This semester I had the unique opportunity of taking both of Professor Webb’s courses on the Middle East and North Africa. The first, Authoritarianism and Change in the Middle East and North Africa, and the second, Intentional Relations of the Middle East and North Africa.
I sincerely believe that taking these two courses a the same time or in close proximity to one another is hugely beneficial to anyone interested in understanding the region on a deeper level.
I could easily tell you all about the youth bulge or the shifting of regional power following the Iranian nuclear deal. I can discuss the roots of the Tunisian Revolution and why they have been successful in facilitating democratic transition while other states have not. I can talk about the arab-israeli conflict in great depth.

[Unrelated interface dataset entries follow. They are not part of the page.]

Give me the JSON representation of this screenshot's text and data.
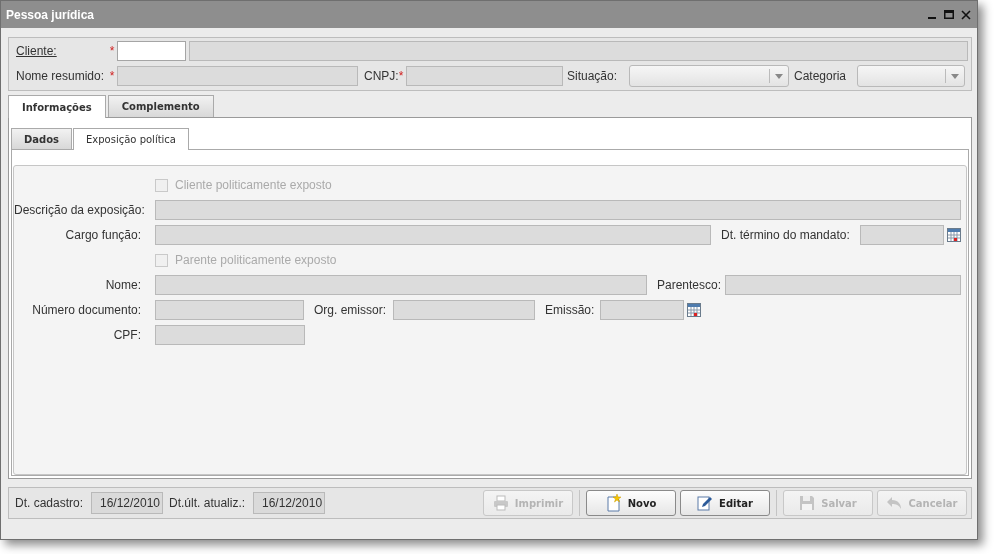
{
  "window": {
    "title": "Pessoa jurídica"
  },
  "header": {
    "cliente": {
      "label": "Cliente:",
      "required_mark": "*"
    },
    "nome_resumido": {
      "label": "Nome resumido:",
      "required_mark": "*"
    },
    "cnpj": {
      "label": "CNPJ:",
      "required_mark": "*"
    },
    "situacao": {
      "label": "Situação:"
    },
    "categoria": {
      "label": "Categoria"
    }
  },
  "tabs": [
    {
      "label": "Informações",
      "selected": true
    },
    {
      "label": "Complemento",
      "selected": false
    }
  ],
  "subtabs": [
    {
      "label": "Dados",
      "selected": false
    },
    {
      "label": "Exposição política",
      "selected": true
    }
  ],
  "exposicao": {
    "cliente_exposto": {
      "label": "Cliente politicamente exposto",
      "checked": false,
      "disabled": true
    },
    "descricao": {
      "label": "Descrição da exposição:"
    },
    "cargo": {
      "label": "Cargo função:"
    },
    "dt_termino": {
      "label": "Dt. término do mandato:"
    },
    "parente_exposto": {
      "label": "Parente politicamente exposto",
      "checked": false,
      "disabled": true
    },
    "nome": {
      "label": "Nome:"
    },
    "parentesco": {
      "label": "Parentesco:"
    },
    "numero_documento": {
      "label": "Número documento:"
    },
    "org_emissor": {
      "label": "Org. emissor:"
    },
    "emissao": {
      "label": "Emissão:"
    },
    "cpf": {
      "label": "CPF:"
    }
  },
  "footer": {
    "dt_cadastro": {
      "label": "Dt. cadastro:",
      "value": "16/12/2010"
    },
    "dt_atualiz": {
      "label": "Dt.últ. atualiz.:",
      "value": "16/12/2010"
    },
    "buttons": [
      {
        "label": "Imprimir",
        "kind": "print",
        "disabled": true
      },
      {
        "label": "Novo",
        "kind": "new",
        "disabled": false
      },
      {
        "label": "Editar",
        "kind": "edit",
        "disabled": false
      },
      {
        "label": "Salvar",
        "kind": "save",
        "disabled": true
      },
      {
        "label": "Cancelar",
        "kind": "cancel",
        "disabled": true
      }
    ]
  }
}
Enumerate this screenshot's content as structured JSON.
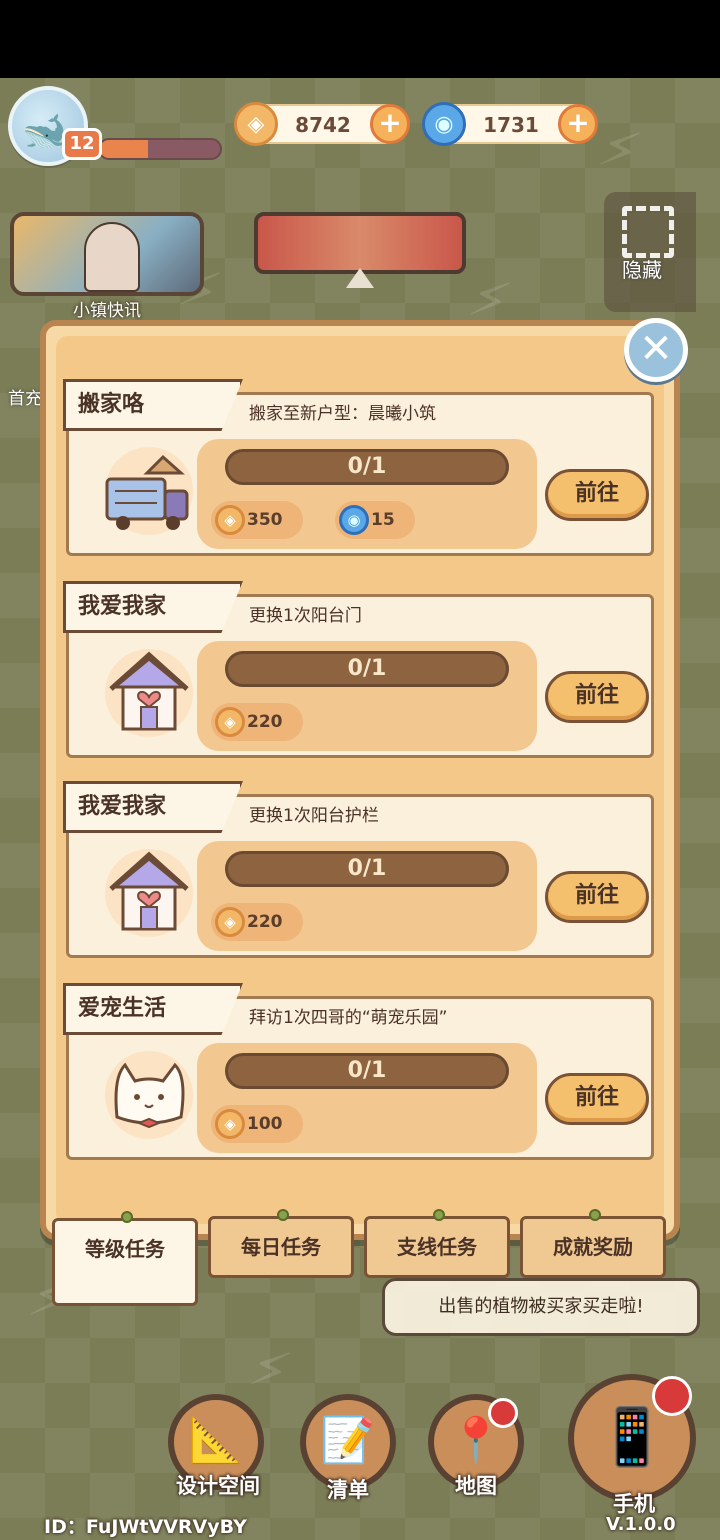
{
  "hud": {
    "level": "12",
    "exp_progress": 0.4,
    "coins": "8742",
    "gems": "1731",
    "plus": "+"
  },
  "left_panel": {
    "news_label": "小镇快讯",
    "side_text_1": "首充"
  },
  "right_panel": {
    "hide_label": "隐藏"
  },
  "tasks": [
    {
      "title": "搬家咯",
      "desc": "搬家至新户型：晨曦小筑",
      "progress": "0/1",
      "icon": "moving-truck-icon",
      "rewards": [
        {
          "type": "coin",
          "value": "350"
        },
        {
          "type": "gem",
          "value": "15"
        }
      ],
      "button": "前往"
    },
    {
      "title": "我爱我家",
      "desc": "更换1次阳台门",
      "progress": "0/1",
      "icon": "house-heart-icon",
      "rewards": [
        {
          "type": "coin",
          "value": "220"
        }
      ],
      "button": "前往"
    },
    {
      "title": "我爱我家",
      "desc": "更换1次阳台护栏",
      "progress": "0/1",
      "icon": "house-heart-icon",
      "rewards": [
        {
          "type": "coin",
          "value": "220"
        }
      ],
      "button": "前往"
    },
    {
      "title": "爱宠生活",
      "desc": "拜访1次四哥的“萌宠乐园”",
      "progress": "0/1",
      "icon": "cat-icon",
      "rewards": [
        {
          "type": "coin",
          "value": "100"
        }
      ],
      "button": "前往"
    }
  ],
  "tabs": [
    {
      "label": "等级任务",
      "active": true
    },
    {
      "label": "每日任务",
      "active": false
    },
    {
      "label": "支线任务",
      "active": false
    },
    {
      "label": "成就奖励",
      "active": false
    }
  ],
  "toast": "出售的植物被买家买走啦!",
  "nav": {
    "design": "设计空间",
    "list": "清单",
    "map": "地图",
    "phone": "手机"
  },
  "footer": {
    "id": "ID：FuJWtVVRVyBY",
    "version": "V.1.0.0"
  },
  "colors": {
    "panel_bg": "#f6d9a4",
    "panel_border": "#b88450",
    "progress_track": "#8d6340",
    "button": "#f4c06e",
    "scene_bg": "#7b7d56"
  }
}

If I have learned anything from this semester it is that there is no one root cause to an issue and nothing can be analyzed from a single issue. Often the issues are transnational and global in cause and their effects can have just as far reaching impacts. Not only did this semester provide me with the opportunity to understand how these states act from a comparative politics standpoint, but also from an international relations standpoint. While they may seem similar in subject both are needed to understand the region as a whole.